[Data records]
:::
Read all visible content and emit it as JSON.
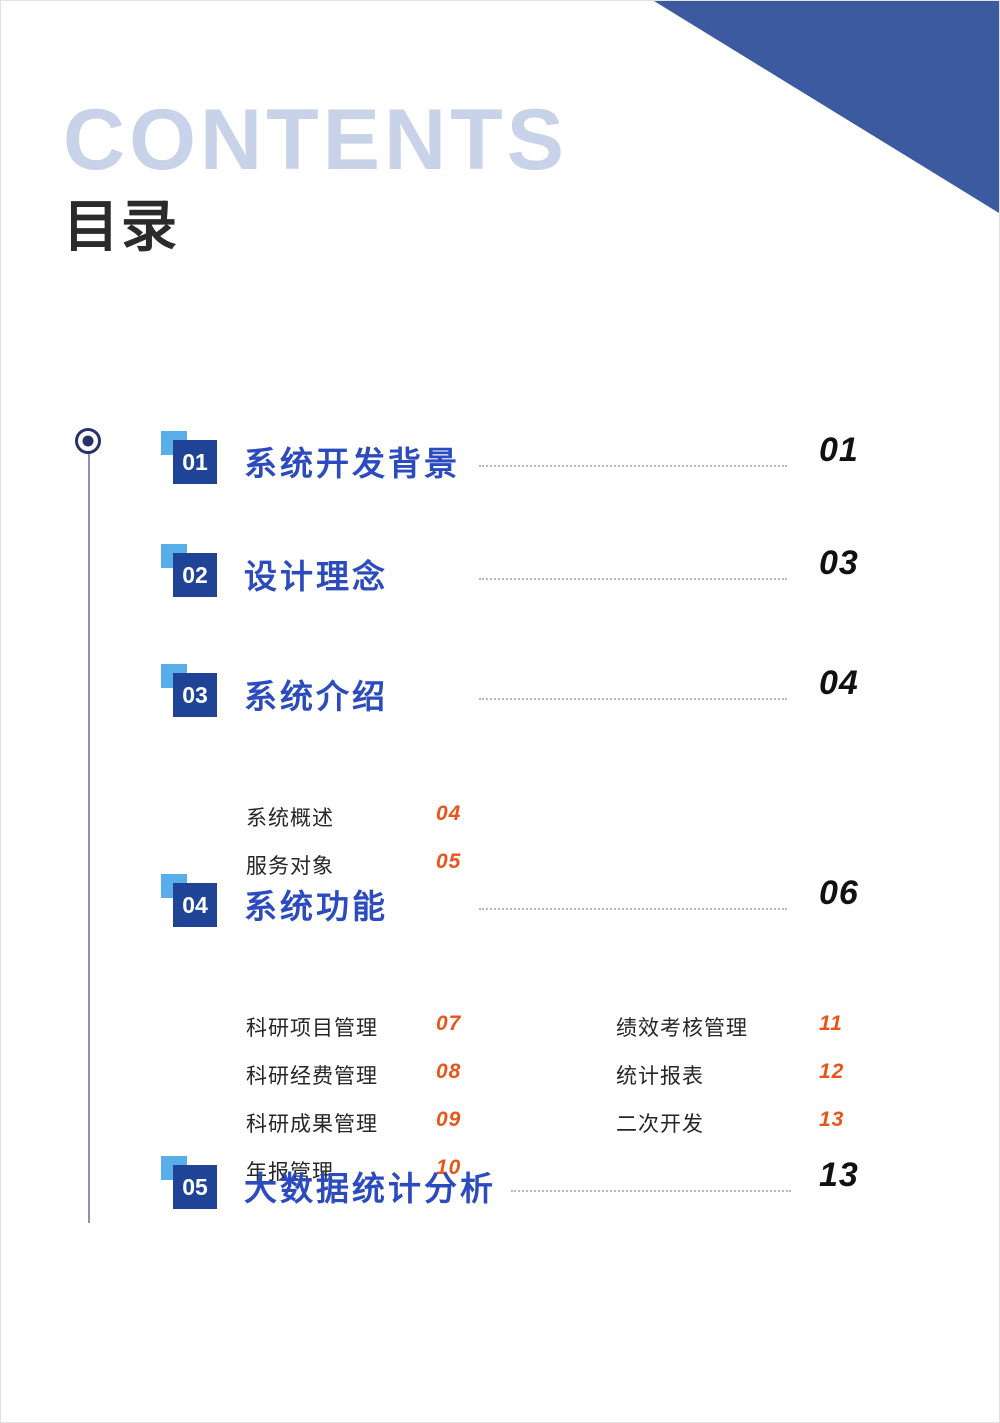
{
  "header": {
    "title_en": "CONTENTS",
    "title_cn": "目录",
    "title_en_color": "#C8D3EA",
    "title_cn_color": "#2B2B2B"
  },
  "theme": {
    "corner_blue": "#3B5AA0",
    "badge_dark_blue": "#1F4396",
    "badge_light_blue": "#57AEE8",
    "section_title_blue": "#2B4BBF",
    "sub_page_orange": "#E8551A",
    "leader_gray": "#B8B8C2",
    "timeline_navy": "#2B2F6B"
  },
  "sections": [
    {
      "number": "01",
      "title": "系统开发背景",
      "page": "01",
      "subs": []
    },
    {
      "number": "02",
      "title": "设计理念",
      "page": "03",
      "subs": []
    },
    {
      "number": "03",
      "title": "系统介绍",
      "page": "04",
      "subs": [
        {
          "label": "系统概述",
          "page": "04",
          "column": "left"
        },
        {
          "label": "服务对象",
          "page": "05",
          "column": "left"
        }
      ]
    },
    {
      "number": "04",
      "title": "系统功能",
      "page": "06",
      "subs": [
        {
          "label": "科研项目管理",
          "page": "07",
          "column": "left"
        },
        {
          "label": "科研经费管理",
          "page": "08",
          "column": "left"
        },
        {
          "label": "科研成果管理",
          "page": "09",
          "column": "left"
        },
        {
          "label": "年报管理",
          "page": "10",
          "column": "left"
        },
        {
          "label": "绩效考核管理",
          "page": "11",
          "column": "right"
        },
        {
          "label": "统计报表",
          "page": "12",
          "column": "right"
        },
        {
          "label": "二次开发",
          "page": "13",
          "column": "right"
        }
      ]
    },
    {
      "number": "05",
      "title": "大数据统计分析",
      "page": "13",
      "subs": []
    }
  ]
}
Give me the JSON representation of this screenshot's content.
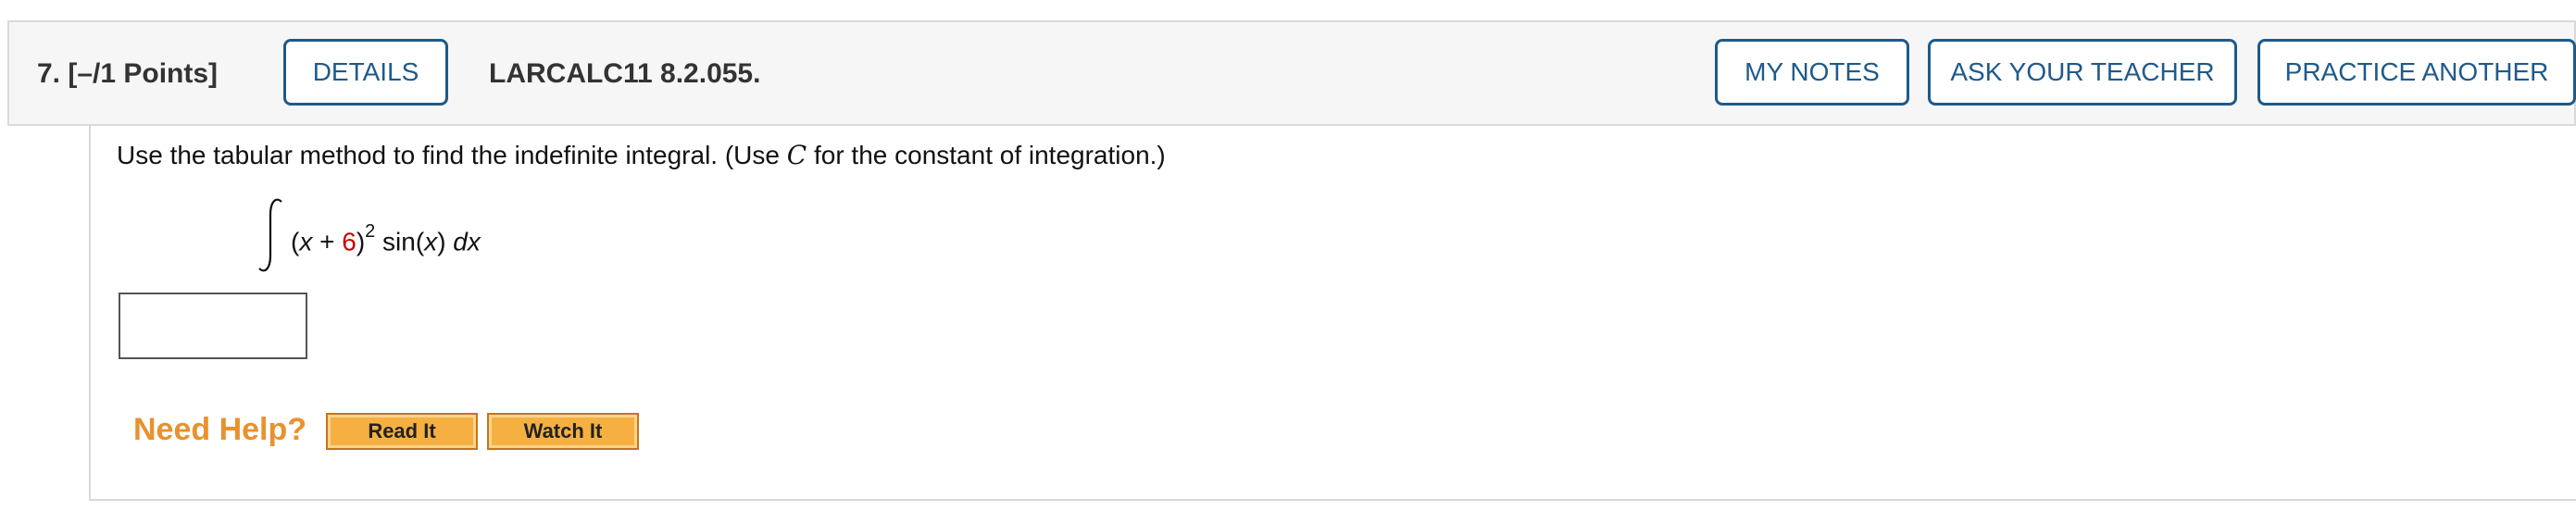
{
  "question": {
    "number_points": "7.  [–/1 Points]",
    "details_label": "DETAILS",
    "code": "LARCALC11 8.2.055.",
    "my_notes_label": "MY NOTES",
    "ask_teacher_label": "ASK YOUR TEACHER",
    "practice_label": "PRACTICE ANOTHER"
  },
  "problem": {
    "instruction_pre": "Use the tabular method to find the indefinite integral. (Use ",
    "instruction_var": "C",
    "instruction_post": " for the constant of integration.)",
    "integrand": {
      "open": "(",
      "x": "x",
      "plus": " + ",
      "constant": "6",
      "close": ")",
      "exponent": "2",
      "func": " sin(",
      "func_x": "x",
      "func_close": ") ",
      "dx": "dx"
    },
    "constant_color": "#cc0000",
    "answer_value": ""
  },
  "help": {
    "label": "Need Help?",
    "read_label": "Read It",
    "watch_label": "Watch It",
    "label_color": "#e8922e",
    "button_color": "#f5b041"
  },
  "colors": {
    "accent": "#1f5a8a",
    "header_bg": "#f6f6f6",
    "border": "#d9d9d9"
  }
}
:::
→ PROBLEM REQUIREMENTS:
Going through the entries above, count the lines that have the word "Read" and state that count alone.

→ EXERCISE SOLUTION:
2